And you know how the nuclear family as a unit was only invented like two hundred years ago, and our "classic" nuclear family in America is really just a dividend from the interstate highway system, isolating these mother/father/children units from each other and shipping the old folks off to sad Hoarders episodes or even sadder old folks' homes: A synthetic hothouse, where the things can't help but react.
The rise of the poltergeist coincides with the invention of the nuclear family. So do eating disorders. We've already talked a lot about the psychic energy bouncing around teenage girls, and why it's such a big deal: Because teen girl sexuality is the most important commodity in the entire universe, and must be controlled. Put that into a reactor like the synthetic nuclear family, and you get this show: Every man is a predator, and every girl knows for a fact that there is something horrible and dirty inside her. Everybody is unimaginably alone, because everybody carries this secret, and since we don't talk about it, we have no idea that everybody on earth feels this way.
Spencer's always carried the football on this one, which is why I'm bringing it up at the very beginning because of what she's about to say -- and because this episode, even for this show, never stops staring right at this idea -- but consider each of the Liars' families in nuclear terms: Aria's family is in total fission, and she's looking for a teacher who'll sleep with his students. Hanna's family is the definition of fission, and she's doing okay considering her mom is just as much of a child as she is. Emily's mom is showing the pressure of being locked up in a house with her daughter's sexuality, while her dad gets to pat her on the head and then run back into war.
Or consider the Cavanaughs, in their Grey Gardens reactor: Jenna, who's willing to do everything to trap her brother in there with her, and Toby who is becoming a ghost himself.

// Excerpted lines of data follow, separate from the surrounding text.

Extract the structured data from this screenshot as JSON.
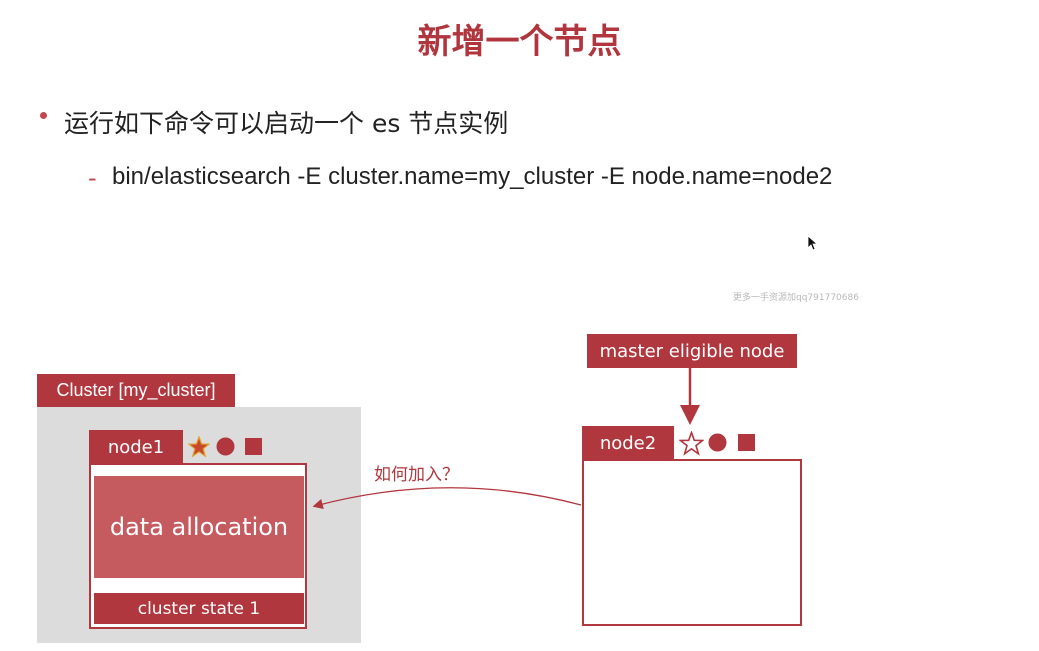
{
  "title": "新增一个节点",
  "bullet": "运行如下命令可以启动一个 es 节点实例",
  "command": "bin/elasticsearch -E cluster.name=my_cluster -E node.name=node2",
  "watermark": "更多一手资源加qq791770686",
  "cluster": {
    "label": "Cluster [my_cluster]",
    "node1": {
      "label": "node1",
      "icons": [
        "star-filled-icon",
        "circle-icon",
        "square-icon"
      ],
      "data_label": "data allocation",
      "state_label": "cluster state 1"
    }
  },
  "node2": {
    "label": "node2",
    "role_label": "master eligible node",
    "icons": [
      "star-outline-icon",
      "circle-icon",
      "square-icon"
    ]
  },
  "join_label": "如何加入？",
  "colors": {
    "accent": "#b1373f",
    "data_fill": "#c55a5f",
    "star_fill": "#c8482c",
    "star_stroke": "#e0a030"
  }
}
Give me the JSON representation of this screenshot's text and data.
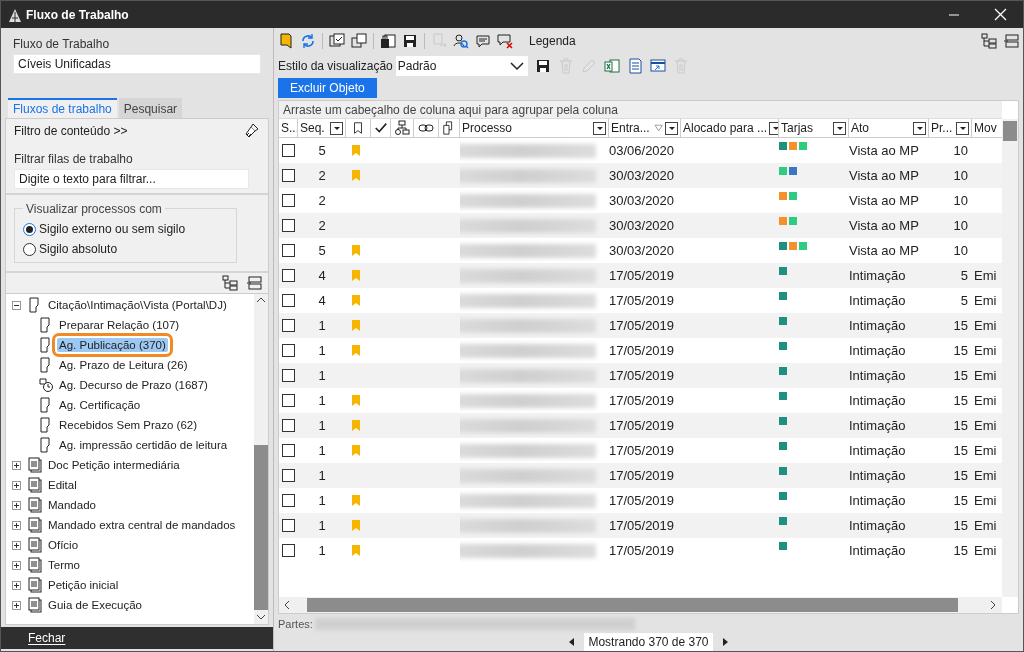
{
  "window": {
    "title": "Fluxo de Trabalho"
  },
  "left": {
    "workflow_label": "Fluxo de Trabalho",
    "workflow_value": "Cíveis Unificadas",
    "tabs": [
      {
        "label": "Fluxos de trabalho",
        "selected": true
      },
      {
        "label": "Pesquisar",
        "selected": false
      }
    ],
    "content_filter": "Filtro de conteúdo >>",
    "queue_filter_label": "Filtrar filas de trabalho",
    "queue_filter_placeholder": "Digite o texto para filtrar...",
    "view_group": {
      "legend": "Visualizar processos com",
      "options": [
        {
          "label": "Sigilo externo ou sem sigilo",
          "selected": true
        },
        {
          "label": "Sigilo absoluto",
          "selected": false
        }
      ]
    },
    "tree": [
      {
        "label": "Citação\\Intimação\\Vista (Portal\\DJ)",
        "kind": "queue",
        "expanded": true,
        "selected": false,
        "children": [
          {
            "label": "Preparar Relação (107)",
            "kind": "queue",
            "selected": false
          },
          {
            "label": "Ag. Publicação (370)",
            "kind": "queue",
            "selected": true
          },
          {
            "label": "Ag. Prazo de Leitura (26)",
            "kind": "queue",
            "selected": false
          },
          {
            "label": "Ag. Decurso de Prazo (1687)",
            "kind": "timer",
            "selected": false
          },
          {
            "label": "Ag. Certificação",
            "kind": "queue",
            "selected": false
          },
          {
            "label": "Recebidos Sem Prazo (62)",
            "kind": "queue",
            "selected": false
          },
          {
            "label": "Ag. impressão certidão de leitura",
            "kind": "queue",
            "selected": false
          }
        ]
      },
      {
        "label": "Doc Petição intermediária",
        "kind": "group",
        "expanded": false,
        "selected": false
      },
      {
        "label": "Edital",
        "kind": "group",
        "expanded": false,
        "selected": false
      },
      {
        "label": "Mandado",
        "kind": "group",
        "expanded": false,
        "selected": false
      },
      {
        "label": "Mandado extra central de mandados",
        "kind": "group",
        "expanded": false,
        "selected": false
      },
      {
        "label": "Ofício",
        "kind": "group",
        "expanded": false,
        "selected": false
      },
      {
        "label": "Termo",
        "kind": "group",
        "expanded": false,
        "selected": false
      },
      {
        "label": "Petição inicial",
        "kind": "group",
        "expanded": false,
        "selected": false
      },
      {
        "label": "Guia de Execução",
        "kind": "group",
        "expanded": false,
        "selected": false
      }
    ],
    "close_button": "Fechar"
  },
  "toolbar": {
    "tools": [
      {
        "kind": "folder",
        "disabled": false
      },
      {
        "kind": "refresh",
        "disabled": false
      },
      {
        "kind": "checklist",
        "disabled": false
      },
      {
        "kind": "copy",
        "disabled": false
      },
      {
        "kind": "lock",
        "disabled": false
      },
      {
        "kind": "save",
        "disabled": false
      },
      {
        "kind": "export",
        "disabled": true
      },
      {
        "kind": "search",
        "disabled": false
      },
      {
        "kind": "comment",
        "disabled": false
      },
      {
        "kind": "comment-delete",
        "disabled": false
      }
    ],
    "legend": "Legenda"
  },
  "view_style": {
    "label": "Estilo da visualização",
    "value": "Padrão",
    "tools": [
      {
        "kind": "save",
        "disabled": false
      },
      {
        "kind": "trash",
        "disabled": true
      },
      {
        "kind": "pencil",
        "disabled": true
      },
      {
        "kind": "excel",
        "disabled": false
      },
      {
        "kind": "document",
        "disabled": false
      },
      {
        "kind": "window",
        "disabled": false
      },
      {
        "kind": "trash",
        "disabled": true
      }
    ]
  },
  "delete_button": "Excluir Objeto",
  "table": {
    "group_hint": "Arraste um cabeçalho de coluna aqui para agrupar pela coluna",
    "columns": [
      {
        "label": "S...",
        "kind": "text"
      },
      {
        "label": "Seq.",
        "kind": "text",
        "filter": true
      },
      {
        "kind": "bookmark"
      },
      {
        "kind": "check"
      },
      {
        "kind": "flow"
      },
      {
        "kind": "link"
      },
      {
        "kind": "document"
      },
      {
        "label": "Processo",
        "kind": "text",
        "filter": true
      },
      {
        "label": "Entra...",
        "kind": "text",
        "filter": true,
        "sorted": true
      },
      {
        "label": "Alocado para ...",
        "kind": "text",
        "filter": true
      },
      {
        "label": "Tarjas",
        "kind": "text",
        "filter": true
      },
      {
        "label": "Ato",
        "kind": "text",
        "filter": true
      },
      {
        "label": "Pr...",
        "kind": "text",
        "filter": true
      },
      {
        "label": "Mov",
        "kind": "text",
        "filter": false
      }
    ],
    "rows": [
      {
        "checked": false,
        "seq": "5",
        "flagged": true,
        "date": "03/06/2020",
        "tags": [
          {
            "color": "#1f8f80"
          },
          {
            "color": "#f5902a"
          },
          {
            "color": "#2ecc80"
          }
        ],
        "act": "Vista ao MP",
        "pr": "10"
      },
      {
        "checked": false,
        "seq": "2",
        "flagged": true,
        "date": "30/03/2020",
        "tags": [
          {
            "color": "#2ecc80"
          },
          {
            "color": "#3a76c4"
          }
        ],
        "act": "Vista ao MP",
        "pr": "10"
      },
      {
        "checked": false,
        "seq": "2",
        "flagged": false,
        "date": "30/03/2020",
        "tags": [
          {
            "color": "#f5902a"
          },
          {
            "color": "#2ecc80"
          }
        ],
        "act": "Vista ao MP",
        "pr": "10"
      },
      {
        "checked": false,
        "seq": "2",
        "flagged": false,
        "date": "30/03/2020",
        "tags": [
          {
            "color": "#f5902a"
          },
          {
            "color": "#2ecc80"
          }
        ],
        "act": "Vista ao MP",
        "pr": "10"
      },
      {
        "checked": false,
        "seq": "5",
        "flagged": true,
        "date": "30/03/2020",
        "tags": [
          {
            "color": "#1f8f80"
          },
          {
            "color": "#f5902a"
          },
          {
            "color": "#2ecc80"
          }
        ],
        "act": "Vista ao MP",
        "pr": "10"
      },
      {
        "checked": false,
        "seq": "4",
        "flagged": true,
        "date": "17/05/2019",
        "tags": [
          {
            "color": "#1f8f80"
          }
        ],
        "act": "Intimação",
        "pr": "5",
        "mov": "Emi"
      },
      {
        "checked": false,
        "seq": "4",
        "flagged": true,
        "date": "17/05/2019",
        "tags": [
          {
            "color": "#1f8f80"
          }
        ],
        "act": "Intimação",
        "pr": "5",
        "mov": "Emi"
      },
      {
        "checked": false,
        "seq": "1",
        "flagged": true,
        "date": "17/05/2019",
        "tags": [
          {
            "color": "#1f8f80"
          }
        ],
        "act": "Intimação",
        "pr": "15",
        "mov": "Emi"
      },
      {
        "checked": false,
        "seq": "1",
        "flagged": true,
        "date": "17/05/2019",
        "tags": [
          {
            "color": "#1f8f80"
          }
        ],
        "act": "Intimação",
        "pr": "15",
        "mov": "Emi"
      },
      {
        "checked": false,
        "seq": "1",
        "flagged": false,
        "date": "17/05/2019",
        "tags": [
          {
            "color": "#1f8f80"
          }
        ],
        "act": "Intimação",
        "pr": "15",
        "mov": "Emi"
      },
      {
        "checked": false,
        "seq": "1",
        "flagged": true,
        "date": "17/05/2019",
        "tags": [
          {
            "color": "#1f8f80"
          }
        ],
        "act": "Intimação",
        "pr": "15",
        "mov": "Emi"
      },
      {
        "checked": false,
        "seq": "1",
        "flagged": true,
        "date": "17/05/2019",
        "tags": [
          {
            "color": "#1f8f80"
          }
        ],
        "act": "Intimação",
        "pr": "15",
        "mov": "Emi"
      },
      {
        "checked": false,
        "seq": "1",
        "flagged": true,
        "date": "17/05/2019",
        "tags": [
          {
            "color": "#1f8f80"
          }
        ],
        "act": "Intimação",
        "pr": "15",
        "mov": "Emi"
      },
      {
        "checked": false,
        "seq": "1",
        "flagged": false,
        "date": "17/05/2019",
        "tags": [
          {
            "color": "#1f8f80"
          }
        ],
        "act": "Intimação",
        "pr": "15",
        "mov": "Emi"
      },
      {
        "checked": false,
        "seq": "1",
        "flagged": true,
        "date": "17/05/2019",
        "tags": [
          {
            "color": "#1f8f80"
          }
        ],
        "act": "Intimação",
        "pr": "15",
        "mov": "Emi"
      },
      {
        "checked": false,
        "seq": "1",
        "flagged": true,
        "date": "17/05/2019",
        "tags": [
          {
            "color": "#1f8f80"
          }
        ],
        "act": "Intimação",
        "pr": "15",
        "mov": "Emi"
      },
      {
        "checked": false,
        "seq": "1",
        "flagged": true,
        "date": "17/05/2019",
        "tags": [
          {
            "color": "#1f8f80"
          }
        ],
        "act": "Intimação",
        "pr": "15",
        "mov": "Emi"
      }
    ]
  },
  "parts_label": "Partes:",
  "pager": "Mostrando 370 de 370"
}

In every case you see a major truth happening, which is that our family psychodramas link us back to antiquity, but only circumstantially: This fusion's one good effect is that it forces the archetypes out much faster and culturally we have to deal with them faster and better. We don't have time to make up fairytales and sand them down to truth over generations, because we're looking it in the face all the time, so we have TV shows and cultural phenomena and memes instead. We're crazier, but also healthier, if you see what I'm saying, because we see it happening and have to account for it in every transaction: Freud, like astrology, is completely invalid but always correct.